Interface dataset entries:
--- START ---

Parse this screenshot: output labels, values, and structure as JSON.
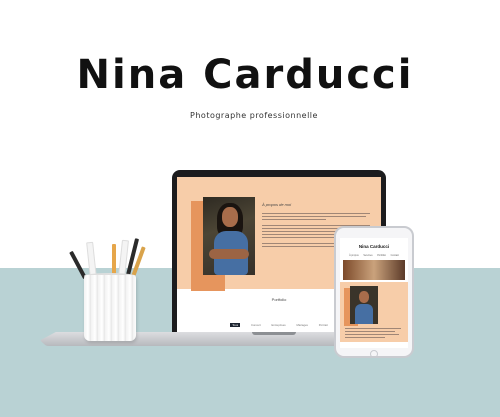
{
  "header": {
    "title": "Nina Carducci",
    "subtitle": "Photographe  professionnelle"
  },
  "laptop_site": {
    "about_heading": "À propos de moi",
    "section_title": "Portfolio",
    "tabs": [
      "Tous",
      "Concert",
      "Entreprises",
      "Mariages",
      "Portrait"
    ],
    "active_tab_index": 0
  },
  "phone_site": {
    "title": "Nina Carducci",
    "nav": [
      "À propos",
      "Services",
      "Portfolio",
      "Contact"
    ]
  },
  "colors": {
    "peach": "#f7cda9",
    "orange": "#e6955d",
    "desk": "#b9d2d4"
  }
}
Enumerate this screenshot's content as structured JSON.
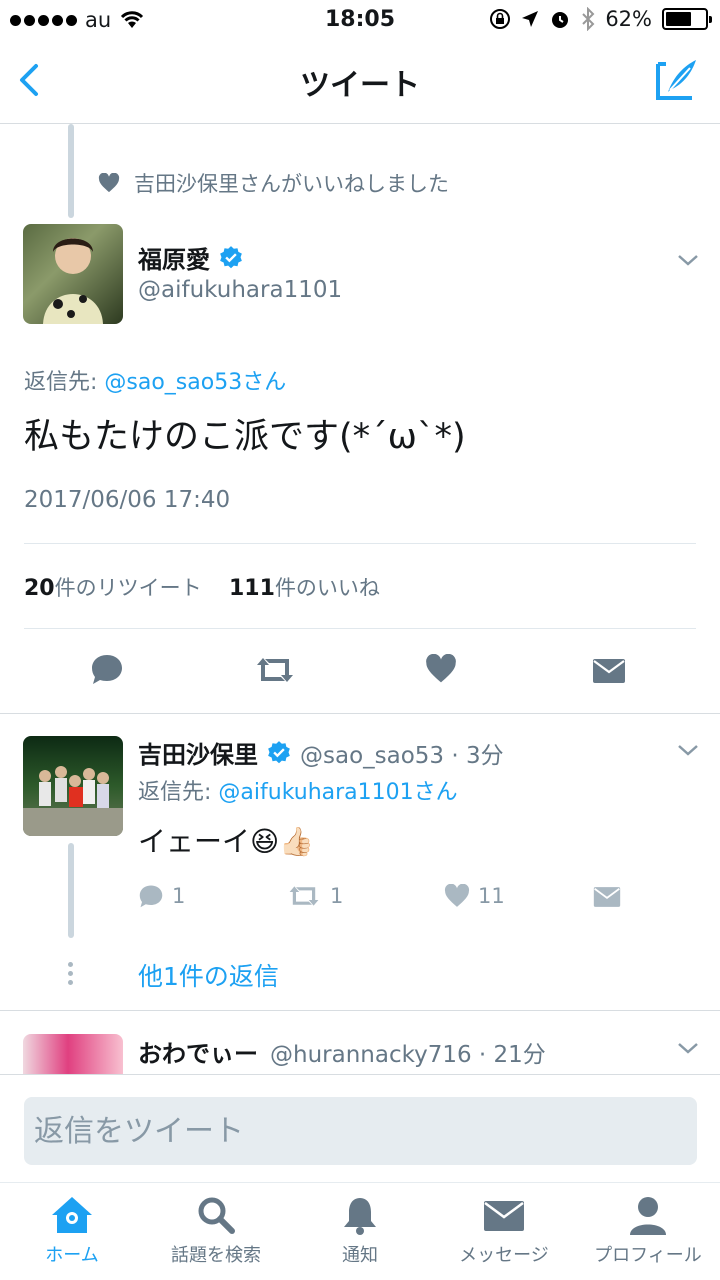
{
  "status_bar": {
    "carrier": "au",
    "time": "18:05",
    "battery": "62%"
  },
  "nav": {
    "title": "ツイート"
  },
  "liked_by": "吉田沙保里さんがいいねしました",
  "main_tweet": {
    "name": "福原愛",
    "handle": "@aifukuhara1101",
    "reply_prefix": "返信先: ",
    "reply_to": "@sao_sao53さん",
    "text": "私もたけのこ派です(*´ω`*)",
    "timestamp": "2017/06/06 17:40",
    "retweet_count": "20",
    "retweet_label": "件のリツイート",
    "like_count": "111",
    "like_label": "件のいいね"
  },
  "reply1": {
    "name": "吉田沙保里",
    "handle": "@sao_sao53 · 3分",
    "reply_prefix": "返信先: ",
    "reply_to": "@aifukuhara1101さん",
    "text": "イェーイ😆👍🏻",
    "reply_count": "1",
    "retweet_count": "1",
    "like_count": "11",
    "more_replies": "他1件の返信"
  },
  "reply2": {
    "name": "おわでぃー",
    "handle": "@hurannacky716 · 21分"
  },
  "reply_input": {
    "placeholder": "返信をツイート"
  },
  "tabs": [
    {
      "label": "ホーム",
      "icon": "home-icon"
    },
    {
      "label": "話題を検索",
      "icon": "search-icon"
    },
    {
      "label": "通知",
      "icon": "bell-icon"
    },
    {
      "label": "メッセージ",
      "icon": "mail-icon"
    },
    {
      "label": "プロフィール",
      "icon": "person-icon"
    }
  ],
  "colors": {
    "accent": "#1da1f2",
    "muted": "#657786",
    "icon": "#8899a6"
  }
}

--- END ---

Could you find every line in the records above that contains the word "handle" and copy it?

» **Exercise answer**
    "handle": "@aifukuhara1101",
    "handle": "@sao_sao53 · 3分",
    "handle": "@hurannacky716 · 21分"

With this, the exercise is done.